Cleaning tips to help keep Coronavirus out of your home

June 21, 2022 0 Comments

With the coronavirus pandemic continuing to wreak havoc around the globe, now is perhaps the most critical time to understand how cleaning can help curb the spread of the disease as well as what steps you need to take to minimize the risk of infection within your home.

First, you should note that coronavirus is primarily transmitted through tiny droplets of saliva or other bodily fluids left floating in the air after a sneeze or cough.

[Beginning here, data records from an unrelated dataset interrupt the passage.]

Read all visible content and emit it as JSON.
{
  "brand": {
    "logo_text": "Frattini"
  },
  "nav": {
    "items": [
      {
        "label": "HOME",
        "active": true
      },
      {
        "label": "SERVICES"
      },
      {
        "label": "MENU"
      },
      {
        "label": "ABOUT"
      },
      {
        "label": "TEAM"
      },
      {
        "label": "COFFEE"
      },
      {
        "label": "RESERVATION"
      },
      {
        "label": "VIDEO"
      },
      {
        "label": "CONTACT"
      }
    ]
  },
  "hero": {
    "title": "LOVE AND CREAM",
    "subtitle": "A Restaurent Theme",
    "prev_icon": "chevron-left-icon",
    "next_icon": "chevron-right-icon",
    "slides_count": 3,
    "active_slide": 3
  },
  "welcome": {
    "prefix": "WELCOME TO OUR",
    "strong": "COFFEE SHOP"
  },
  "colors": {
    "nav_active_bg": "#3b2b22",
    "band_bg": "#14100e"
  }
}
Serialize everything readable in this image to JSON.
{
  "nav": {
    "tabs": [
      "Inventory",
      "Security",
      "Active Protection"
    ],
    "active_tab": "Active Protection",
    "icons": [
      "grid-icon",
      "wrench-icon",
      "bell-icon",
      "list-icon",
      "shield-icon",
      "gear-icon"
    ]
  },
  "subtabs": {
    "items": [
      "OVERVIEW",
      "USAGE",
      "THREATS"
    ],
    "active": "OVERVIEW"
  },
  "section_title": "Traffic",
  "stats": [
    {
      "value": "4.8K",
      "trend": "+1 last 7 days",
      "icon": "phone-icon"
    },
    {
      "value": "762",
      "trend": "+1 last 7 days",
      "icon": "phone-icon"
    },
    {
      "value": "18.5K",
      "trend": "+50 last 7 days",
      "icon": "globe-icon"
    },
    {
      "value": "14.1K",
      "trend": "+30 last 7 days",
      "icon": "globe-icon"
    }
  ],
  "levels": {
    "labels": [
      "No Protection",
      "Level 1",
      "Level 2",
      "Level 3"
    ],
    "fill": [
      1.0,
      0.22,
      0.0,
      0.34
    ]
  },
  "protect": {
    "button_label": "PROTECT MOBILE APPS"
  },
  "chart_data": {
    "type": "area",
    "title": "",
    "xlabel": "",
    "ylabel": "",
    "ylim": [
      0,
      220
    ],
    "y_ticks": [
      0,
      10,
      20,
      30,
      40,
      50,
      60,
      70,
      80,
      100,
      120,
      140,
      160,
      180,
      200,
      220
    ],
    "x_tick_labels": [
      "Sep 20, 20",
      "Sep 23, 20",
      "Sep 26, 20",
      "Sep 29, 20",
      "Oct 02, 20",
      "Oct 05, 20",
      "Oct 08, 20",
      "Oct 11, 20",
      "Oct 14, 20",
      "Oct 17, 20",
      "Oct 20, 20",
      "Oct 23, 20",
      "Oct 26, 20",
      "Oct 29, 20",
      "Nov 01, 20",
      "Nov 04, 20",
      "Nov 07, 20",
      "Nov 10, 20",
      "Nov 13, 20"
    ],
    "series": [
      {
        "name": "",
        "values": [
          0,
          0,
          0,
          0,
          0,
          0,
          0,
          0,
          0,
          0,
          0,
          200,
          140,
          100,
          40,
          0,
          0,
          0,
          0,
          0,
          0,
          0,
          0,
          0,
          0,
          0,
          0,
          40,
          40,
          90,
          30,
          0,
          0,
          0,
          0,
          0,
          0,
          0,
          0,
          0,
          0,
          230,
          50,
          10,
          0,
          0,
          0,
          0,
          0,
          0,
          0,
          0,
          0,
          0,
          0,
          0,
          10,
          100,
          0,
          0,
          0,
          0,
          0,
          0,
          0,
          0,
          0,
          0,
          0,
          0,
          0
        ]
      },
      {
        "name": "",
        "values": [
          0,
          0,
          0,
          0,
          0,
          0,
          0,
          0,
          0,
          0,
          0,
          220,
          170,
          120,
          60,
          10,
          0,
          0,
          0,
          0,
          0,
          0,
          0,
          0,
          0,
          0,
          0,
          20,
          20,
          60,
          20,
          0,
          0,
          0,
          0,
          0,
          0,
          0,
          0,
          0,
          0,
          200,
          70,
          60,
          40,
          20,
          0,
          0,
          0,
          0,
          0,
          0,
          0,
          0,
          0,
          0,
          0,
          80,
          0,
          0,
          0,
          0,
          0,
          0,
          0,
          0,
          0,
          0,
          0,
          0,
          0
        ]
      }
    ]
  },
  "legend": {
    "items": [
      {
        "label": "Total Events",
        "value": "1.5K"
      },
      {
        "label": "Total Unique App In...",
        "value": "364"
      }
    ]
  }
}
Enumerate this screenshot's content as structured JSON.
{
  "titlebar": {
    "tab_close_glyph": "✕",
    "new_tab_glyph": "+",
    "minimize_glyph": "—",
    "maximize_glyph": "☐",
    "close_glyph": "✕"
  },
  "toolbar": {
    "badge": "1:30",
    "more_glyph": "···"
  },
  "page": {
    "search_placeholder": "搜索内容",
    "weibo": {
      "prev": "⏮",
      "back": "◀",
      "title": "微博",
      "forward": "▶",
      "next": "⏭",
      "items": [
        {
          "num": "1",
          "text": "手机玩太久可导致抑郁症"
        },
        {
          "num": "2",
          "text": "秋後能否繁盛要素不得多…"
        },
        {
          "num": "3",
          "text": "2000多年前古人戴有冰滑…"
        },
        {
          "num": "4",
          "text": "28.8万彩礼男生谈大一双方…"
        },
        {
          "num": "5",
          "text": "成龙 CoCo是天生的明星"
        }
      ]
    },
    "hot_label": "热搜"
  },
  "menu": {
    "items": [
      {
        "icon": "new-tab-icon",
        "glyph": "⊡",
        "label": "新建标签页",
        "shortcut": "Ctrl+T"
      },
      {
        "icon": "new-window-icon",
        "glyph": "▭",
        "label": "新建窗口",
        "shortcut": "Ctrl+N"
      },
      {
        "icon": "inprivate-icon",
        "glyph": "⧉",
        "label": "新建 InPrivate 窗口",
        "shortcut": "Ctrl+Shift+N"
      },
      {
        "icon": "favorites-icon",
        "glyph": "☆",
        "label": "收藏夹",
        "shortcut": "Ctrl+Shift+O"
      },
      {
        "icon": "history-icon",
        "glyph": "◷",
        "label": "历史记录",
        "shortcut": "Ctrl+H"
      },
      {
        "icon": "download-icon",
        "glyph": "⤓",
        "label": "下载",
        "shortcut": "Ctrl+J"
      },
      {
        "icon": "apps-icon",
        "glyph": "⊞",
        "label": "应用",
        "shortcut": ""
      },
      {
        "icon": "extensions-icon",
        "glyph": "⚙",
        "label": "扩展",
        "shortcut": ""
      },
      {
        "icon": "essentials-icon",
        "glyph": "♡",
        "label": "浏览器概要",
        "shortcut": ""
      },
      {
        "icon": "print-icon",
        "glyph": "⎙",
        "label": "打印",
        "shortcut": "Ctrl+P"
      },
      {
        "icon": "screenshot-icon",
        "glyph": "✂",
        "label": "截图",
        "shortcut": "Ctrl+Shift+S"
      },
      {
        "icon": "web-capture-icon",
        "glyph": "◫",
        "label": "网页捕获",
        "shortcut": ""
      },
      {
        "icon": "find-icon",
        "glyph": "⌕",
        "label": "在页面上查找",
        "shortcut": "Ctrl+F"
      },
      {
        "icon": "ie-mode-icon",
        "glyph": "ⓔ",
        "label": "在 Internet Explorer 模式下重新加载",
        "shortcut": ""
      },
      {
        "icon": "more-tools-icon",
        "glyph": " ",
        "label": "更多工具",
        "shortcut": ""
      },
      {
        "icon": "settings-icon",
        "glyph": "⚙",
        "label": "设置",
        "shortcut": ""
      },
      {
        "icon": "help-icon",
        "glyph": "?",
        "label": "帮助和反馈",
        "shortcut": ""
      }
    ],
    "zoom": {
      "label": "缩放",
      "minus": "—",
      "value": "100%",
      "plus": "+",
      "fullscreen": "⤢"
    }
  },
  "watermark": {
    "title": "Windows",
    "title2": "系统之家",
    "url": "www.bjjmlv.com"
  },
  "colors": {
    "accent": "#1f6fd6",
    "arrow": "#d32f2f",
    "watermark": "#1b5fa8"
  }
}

Contaminated objects can also contribute to the spread of the disease. While no one truly knows the role they play in the spread of the new coronavirus, they are important in the transmission of related viruses like MERS and SARS. However, it only stands to reason that if a person touches an object contaminated with the virus and goes on to touch their face, mouth, or nose, they will most likely get infected.

Thus, this means that if you’ve recently had someone in your house at a high risk of having the virus, you can help cut down the risk of further transmission of the disease within your home by doing proper cleaning to minimize the level of contamination on surfaces. What’s more, this will help reduce the risk of transmitting other pathogens.

Cleaning vs disinfection: What’s the difference?

There is an important difference to note between cleaning and disinfection.
Basically, cleaning refers to the process of physically removing organic matter like dirt and germs from surfaces. On other hand, disinfection involves the use of chemicals to kill germs on surfaces.

It is safe to say that the two complement each other since the presence of organic matter on a surface reduces the effectiveness of the disinfectant.

How long does the coronavirus survive on surfaces?

There is no definite scientific evidence as to how long this coronavirus will survive on surfaces. But if it is like other coronaviruses, it can potentially survive a couple of hours, or up to a few days. Nevertheless, how long the virus survives may be affected by temperature, humidity, as well as the material the surface is made of.

What could be contaminated in my house?

This may be hard to know exactly. However, if an infected person coughs or sneezes, especially without covering their mouth, the nearby surfaces may get contaminated.

Given that our hands regularly come into contact with external objects and surfaces, they significantly contribute to the spread of pathogens from one place to another. This means that items that are often touched by people are usually at the highest risk of being contaminated. These include things like TV remotes, tap and door handles, kitchen surfaces, kitchen cupboards, and fridge doors. And we can’t fail to mention devices like phones and iPads, even though they are not often shared or touched by others.

What should I use to clean and how?

One thing about the coronavirus that we can use to our advantage is that the virus has a very delicate structure and is very vulnerable outside the body. Heat and detergents, even soap, are known to destroy the virus, that is why it’s good to use sanitary disposal services

Contaminated surfaces

If you suspect that a surface has been contaminated, cleaning it with a common household disinfectant will be effective in killing the virus. Don’t forget to wash your hands after cleaning (or use an alcohol-based hand sanitiser) and refrain from touching your eyes, nose, or mouth.

How you clean is crucial. The last thing you want is to “recontaminate” the surface while cleaning. The best approach is to work from one side of the surface to the other using an “S” shape to clean.

If you plan on reusing a cloth, ensure to wash it and let it dry. Washing clothes in the laundry machine using normal washing liquid will also kill the virus, especially on a hot wash.
When it comes to what to use when cleaning, there are many options available including cloths, paper towels, or disposable wipes.